Countries that adopted IoT early are Japan, Singapore, China, Australia and South Korea, but other countries like India, Malaysia, Thailand and Indonesia are expected to be some of the fastest growing markets in the next three years. 
Andrew Milroy, vice president in the Asia-Pacific ICT practice, said yesterday that drivers of IoT adoption include government efforts to improve economic competitiveness and planners’ efforts to address social-demographic challenges in their cities. 
“From a technology perspective, the continued efforts to miniaturise and reduce the cost of sensors mean that sensors are expected to be integrated at the chip level and will be found in almost every device and home appliance,” he said.
Improved communication infrastructure, coupled with the ready availability of cost-effective compute and storage, such as cloud computing, will help drive development and IoT adoption.
The region is characterised by a large presence of manufacturing economies and has one of the largest production networks in the world. This is expected to drive spending on IoT applications in telematics and supply chain visibility. 
IoT spending in manufacturing is expected to rise at a rapid rate of 52.7 per cent a year until 2020. 
While logistics and transportation are expected to remain the largest IoT segment for the foreseeable future, the consumer technology segment is expected to experience phenomenal growth in the next three years. 

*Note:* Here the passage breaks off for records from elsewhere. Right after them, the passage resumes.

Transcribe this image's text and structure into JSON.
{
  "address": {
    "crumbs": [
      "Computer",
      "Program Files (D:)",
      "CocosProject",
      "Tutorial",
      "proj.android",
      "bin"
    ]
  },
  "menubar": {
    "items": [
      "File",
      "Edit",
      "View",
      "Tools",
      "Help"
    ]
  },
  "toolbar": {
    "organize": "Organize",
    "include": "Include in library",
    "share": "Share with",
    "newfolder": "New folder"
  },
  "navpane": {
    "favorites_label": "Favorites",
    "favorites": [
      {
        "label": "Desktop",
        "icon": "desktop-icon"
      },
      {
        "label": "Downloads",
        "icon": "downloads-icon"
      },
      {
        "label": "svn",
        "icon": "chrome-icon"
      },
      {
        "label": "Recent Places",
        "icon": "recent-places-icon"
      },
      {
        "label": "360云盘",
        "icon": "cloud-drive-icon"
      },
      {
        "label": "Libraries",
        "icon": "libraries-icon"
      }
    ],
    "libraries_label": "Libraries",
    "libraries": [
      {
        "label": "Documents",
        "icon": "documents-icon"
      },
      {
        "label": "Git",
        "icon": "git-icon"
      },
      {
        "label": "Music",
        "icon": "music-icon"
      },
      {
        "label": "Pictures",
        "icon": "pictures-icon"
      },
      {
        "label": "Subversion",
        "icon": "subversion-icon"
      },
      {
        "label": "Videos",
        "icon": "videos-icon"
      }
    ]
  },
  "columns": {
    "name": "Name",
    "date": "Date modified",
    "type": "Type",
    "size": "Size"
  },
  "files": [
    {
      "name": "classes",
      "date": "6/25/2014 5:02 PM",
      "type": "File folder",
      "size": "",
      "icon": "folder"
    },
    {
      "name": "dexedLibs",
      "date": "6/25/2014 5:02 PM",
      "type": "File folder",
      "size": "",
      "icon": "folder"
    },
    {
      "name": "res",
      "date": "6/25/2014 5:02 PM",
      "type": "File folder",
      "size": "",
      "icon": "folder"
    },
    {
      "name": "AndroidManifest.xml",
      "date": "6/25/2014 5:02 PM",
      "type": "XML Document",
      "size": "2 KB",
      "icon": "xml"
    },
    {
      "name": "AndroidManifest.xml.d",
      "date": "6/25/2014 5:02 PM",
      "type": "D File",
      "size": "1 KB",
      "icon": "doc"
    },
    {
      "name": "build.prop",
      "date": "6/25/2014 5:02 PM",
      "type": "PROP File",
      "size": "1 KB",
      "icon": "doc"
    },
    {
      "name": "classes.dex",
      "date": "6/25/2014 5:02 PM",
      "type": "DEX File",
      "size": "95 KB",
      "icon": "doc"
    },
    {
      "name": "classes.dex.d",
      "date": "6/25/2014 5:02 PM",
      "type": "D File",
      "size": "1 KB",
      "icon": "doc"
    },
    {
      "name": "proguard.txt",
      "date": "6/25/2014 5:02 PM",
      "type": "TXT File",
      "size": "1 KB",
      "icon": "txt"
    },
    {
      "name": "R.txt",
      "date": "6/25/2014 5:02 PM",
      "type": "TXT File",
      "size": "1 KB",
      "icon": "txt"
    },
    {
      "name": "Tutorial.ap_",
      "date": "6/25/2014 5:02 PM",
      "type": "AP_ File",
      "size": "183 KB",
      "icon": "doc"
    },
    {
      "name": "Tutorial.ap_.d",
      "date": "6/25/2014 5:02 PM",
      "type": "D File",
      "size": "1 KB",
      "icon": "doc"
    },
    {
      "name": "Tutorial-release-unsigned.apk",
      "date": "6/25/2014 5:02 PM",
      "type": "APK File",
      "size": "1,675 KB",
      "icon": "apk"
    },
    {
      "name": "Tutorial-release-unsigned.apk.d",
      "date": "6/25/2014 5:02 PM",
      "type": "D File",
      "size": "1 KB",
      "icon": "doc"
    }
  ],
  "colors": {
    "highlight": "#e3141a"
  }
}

The IoT market is not without its challenges. Security and information privacy are some of the largest hurdles to IoT adoption. With smart and connected devices embedded in business processes and tied to critical functions, the ability to hurt enterprises and individuals is increased significantly. 
The lack of standardisation and a data-sharing framework will also inhibit IoT adoption, as it results in fragmented and closed IoT ecosystems, reducing the justification and benefits of investing in IoT solutions. 
The challenge of providing sustainable and cost-effective power supply to millions – and in the future billions – of connected devices is likely to affect the feasibility of IoT implementations in specific industries. 
The market is expected to continue to grow strongly and develop on multiple fronts, as large industry-specific enterprises continue to invest heavily in IoT technologies, and nimble small enterprises leverage cloud and open source technology to develop innovative business solutions and services.